Last March I attended the Edinburgh Yarn Festival with the team from Shetland Wool Week. While I was there I texted some of my knitty pals from Shetland to say, next year I am coming back and you must come with me! So we booked flights and accommodation sometime last year and off we set on the red eye flight this past Friday morning.
We had an amazing weekend, we spent the entire day on Friday in the market place in the Corn Exchange. Unlike other shows I have been to, I could have bought something from every stand, the quality of each vendor was so high. I managed to catch up with several people I have met through the world of knitting I would now call friends; its a bit of a cliché but the world of knitting really is a bit like a big community and events such as the EYF brings these people together. Its so good to speak to people with the same interests and passions. I took my camera with me but didn’t take any photos, I think I was so busy trying to take everything in.
On Saturday morning I took a class in Faroese Shawls with the lovely Karie Westerman. We discussed Faroese shawl construction and each knitted a basic mini version. The Faroese shawl is different to other types of shawls as there is a tapering rectangle in the middle of the shawl, shaping takes place at each side of this central section and also at the shoulders. I really enjoyed the class, it was good to do something completely different and I was quite happy just to knit for a couple of hours.

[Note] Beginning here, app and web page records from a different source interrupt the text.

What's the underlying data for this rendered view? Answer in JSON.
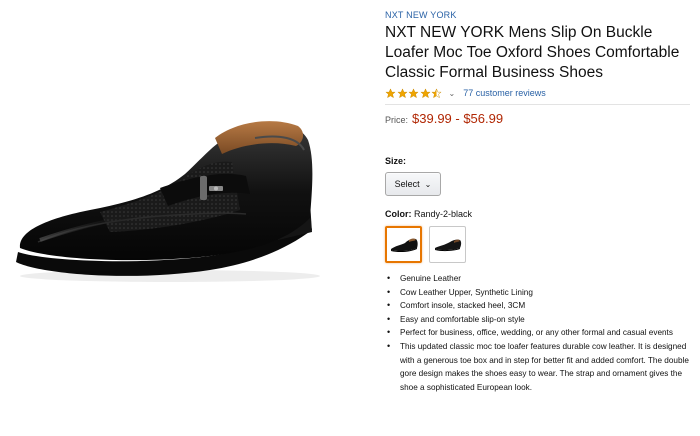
{
  "product": {
    "brand": "NXT NEW YORK",
    "title_lines": [
      "NXT NEW YORK Mens Slip On Buckle",
      "Loafer Moc Toe Oxford Shoes Comfortable",
      "Classic Formal Business Shoes"
    ],
    "rating": 4.5,
    "reviews_text": "77 customer reviews",
    "price_label": "Price:",
    "price_value": "$39.99 - $56.99",
    "size_label": "Size:",
    "size_select": "Select",
    "color_label": "Color:",
    "color_value": "Randy-2-black",
    "swatches": [
      "Randy-2-black",
      "black"
    ],
    "bullets": [
      "Genuine Leather",
      "Cow Leather Upper, Synthetic Lining",
      "Comfort insole, stacked heel, 3CM",
      "Easy and comfortable slip-on style",
      "Perfect for business, office, wedding, or any other formal and casual events",
      "This updated classic moc toe loafer features durable cow leather. It is designed with a generous toe box and in step for better fit and added comfort. The double gore design makes the shoes easy to wear. The strap and ornament gives the shoe a sophisticated European look."
    ]
  },
  "colors": {
    "link": "#2a62a6",
    "price": "#b12704",
    "star": "#f0a500",
    "selected_border": "#e77600"
  }
}
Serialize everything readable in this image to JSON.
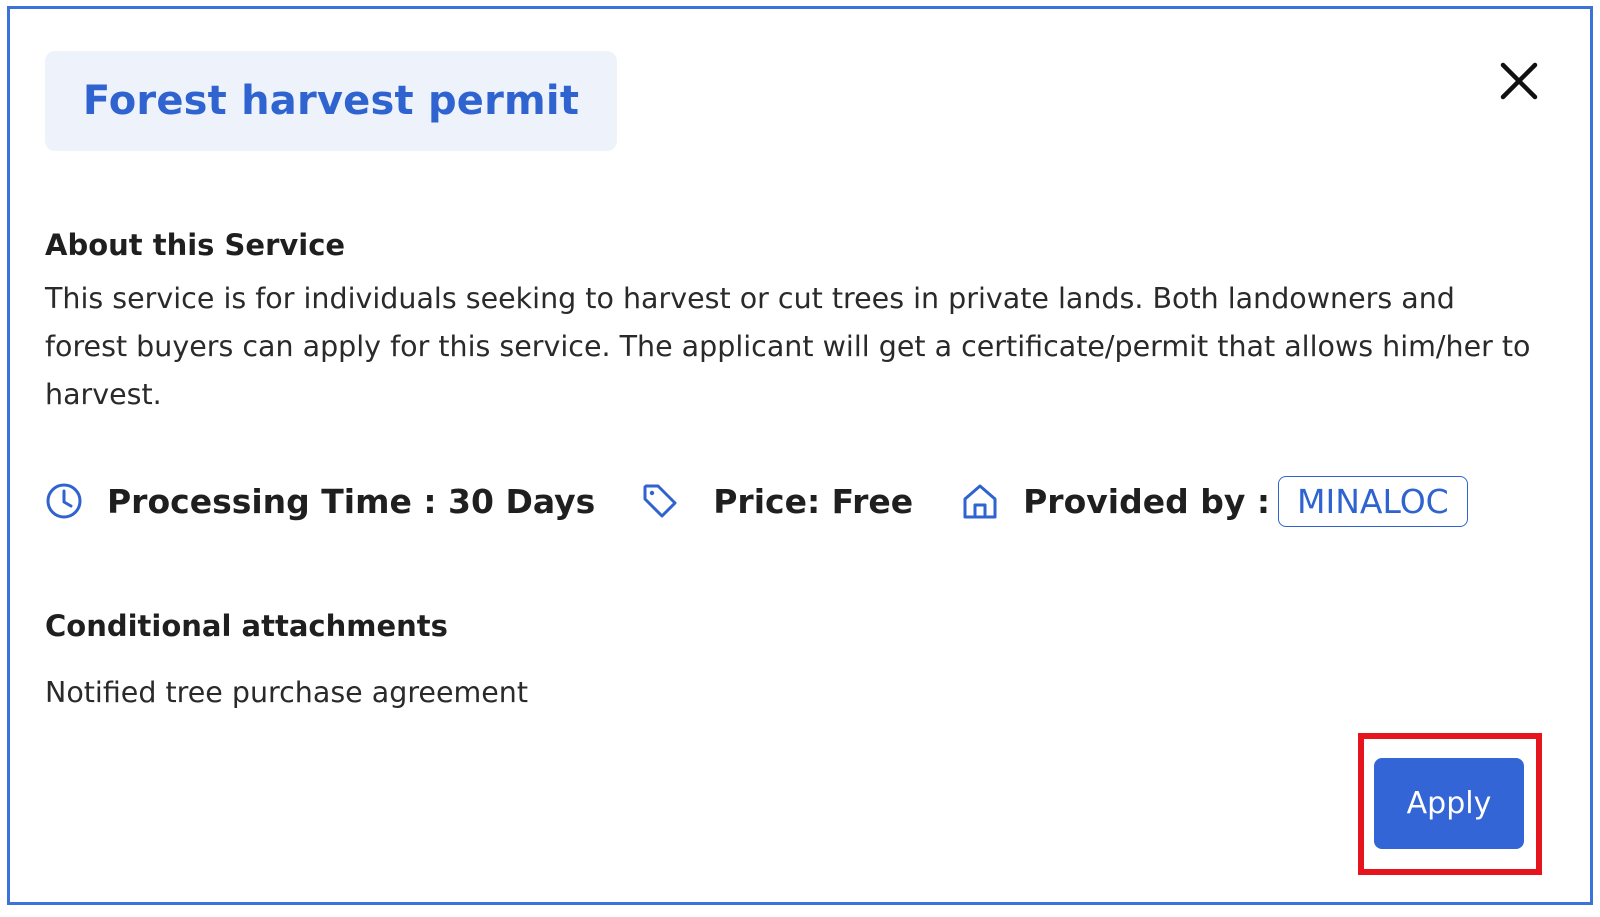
{
  "dialog": {
    "title": "Forest harvest permit",
    "close_icon": "close-icon"
  },
  "about": {
    "heading": "About this Service",
    "description": "This service is for individuals seeking to harvest or cut trees in private lands. Both landowners and forest buyers can apply for this service. The applicant will get a certificate/permit that allows him/her to harvest."
  },
  "meta": {
    "processing_time": {
      "icon": "clock-icon",
      "label": "Processing Time : 30 Days"
    },
    "price": {
      "icon": "tag-icon",
      "label": "Price: Free"
    },
    "provider": {
      "icon": "home-icon",
      "label": "Provided by :",
      "value": "MINALOC"
    }
  },
  "attachments": {
    "heading": "Conditional attachments",
    "items": [
      "Notified tree purchase agreement"
    ]
  },
  "actions": {
    "apply_label": "Apply"
  },
  "colors": {
    "accent": "#2f63cf",
    "title_bg": "#eef3fb",
    "frame_border": "#3b73d9",
    "highlight": "#e6141d",
    "button_bg": "#3365d6"
  }
}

We spent the rest of the day on Saturday in the marketplace and actually sat outside in the sun for a couple of hours.
I must say I was very restrained with my purchases over the weekend, I still have yarn I bought last year at the festival I haven’t used!
The yarn was from John Arbon Textiles, this year I said I wasn’t going to buy any yarn unless I had a plan for it: I hope to use the grey alpaca to make the Rheinlust shawl by Melanie Berg and to use the black merino to make a simple beret.

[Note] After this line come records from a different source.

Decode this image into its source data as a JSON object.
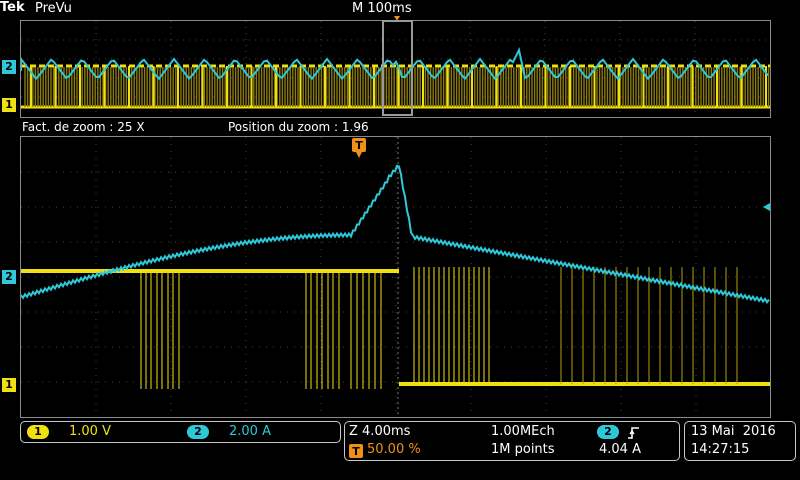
{
  "header": {
    "brand": "Tek",
    "mode": "PreVu",
    "timebase": "M 100ms"
  },
  "zoom_info": {
    "factor": "Fact. de zoom : 25 X",
    "position": "Position du zoom  : 1.96"
  },
  "markers": {
    "trigger": "T",
    "ch1": "1",
    "ch2": "2"
  },
  "channels": {
    "ch1": {
      "badge": "1",
      "scale": "1.00 V",
      "color": "#f0e010"
    },
    "ch2": {
      "badge": "2",
      "scale": "2.00 A",
      "color": "#2fc8d8"
    }
  },
  "acquisition": {
    "zoom_time": "Z 4.00ms",
    "trigger_pos": "50.00 %",
    "sample_rate": "1.00MEch",
    "record_length": "1M points",
    "trigger_source": "2",
    "trigger_slope_icon": "rising-edge-icon",
    "trigger_level": "4.04 A"
  },
  "datetime": {
    "date": "13 Mai  2016",
    "time": "14:27:15"
  },
  "colors": {
    "ch1": "#f0e010",
    "ch2": "#2fc8d8",
    "trigger": "#f09018"
  }
}
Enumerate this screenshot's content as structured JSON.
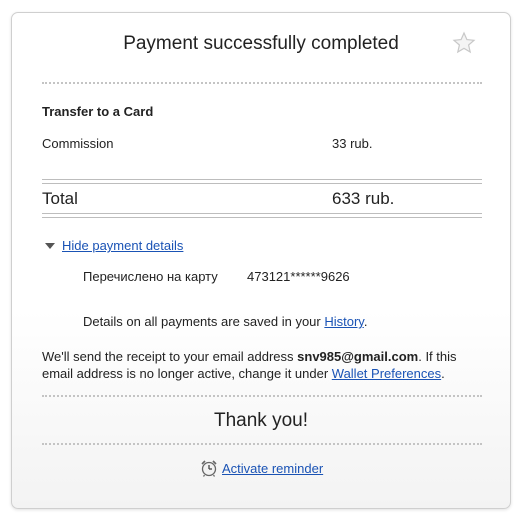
{
  "header": {
    "title": "Payment successfully completed",
    "favorite_icon": "star-icon"
  },
  "transfer": {
    "section_title": "Transfer to a Card",
    "commission_label": "Commission",
    "commission_value": "33 rub.",
    "total_label": "Total",
    "total_value": "633 rub."
  },
  "details": {
    "toggle_label": "Hide payment details",
    "card_label": "Перечислено на карту",
    "card_number": "473121******9626",
    "saved_prefix": "Details on all payments are saved in your ",
    "history_link": "History",
    "saved_suffix": "."
  },
  "receipt": {
    "prefix": "We'll send the receipt to your email address ",
    "email": "snv985@gmail.com",
    "middle": ". If this email address is no longer active, change it under ",
    "preferences_link": "Wallet Preferences",
    "suffix": "."
  },
  "footer": {
    "thanks": "Thank you!",
    "reminder_link": "Activate reminder",
    "reminder_icon": "alarm-clock-icon"
  },
  "colors": {
    "link": "#1a53b5",
    "text": "#222222",
    "border": "#cfcfcf"
  }
}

I splashed out on two sets of carbon circular needle sets to make hats, up until now I have been a strictly DPNs and knitting belt type of knitter, I thought the circulars would be easier when it came to portable projects. I am half way through a hat using the circular needles but am finding it very slow compared to my usual knitting style. I am also finding it easier to hold the yarn in my left hand when using circulars. I must admit I am finding it much easier now I am back to working with the DPNs at the crown. I won’t abandon it yet as I can see the advantages there sometimes are.
The two books I bought are both stunning in their own way. Buachaille, at home in the Highlands, is Kate Davies latest book, with mainly patterns for her new range of yarn. The patterns in the book are mostly accessories, meaning there are lots of possibilities for quick(ish) projects. I think Kokkelurie (a mittens pattern) is one of my most favourite patterns ever. I have the yarn so just have to get knitting (my queue is quite long now…). The book follows on from Kate’s other books in her own particular style with beautiful photos and styling making you wish you were transported to the Highlands immediately. There are also some Scottish recipes by Tom, Kate’s husband and a an essay on a Highland walk. I love how Kate manages to intertwine her designs and knitting with all aspescts of her life.
Anna Maltz‘s book, Penguin: A Knit Collection is a quirky collection of patterns ranging from mittens to jumpers, all inspired by penguins. The styling and imagery throughout the book is stunning and there is an element running through the publication. There are several projects I want to cast on right now, which is quite a rare thing, I usually find maybe one favourite pattern that I make and the rest are just nice to look at.
Now that I am home and am digesting everything from the weekend, I feel so inspired and want to start so many new projects.
Roll on next year!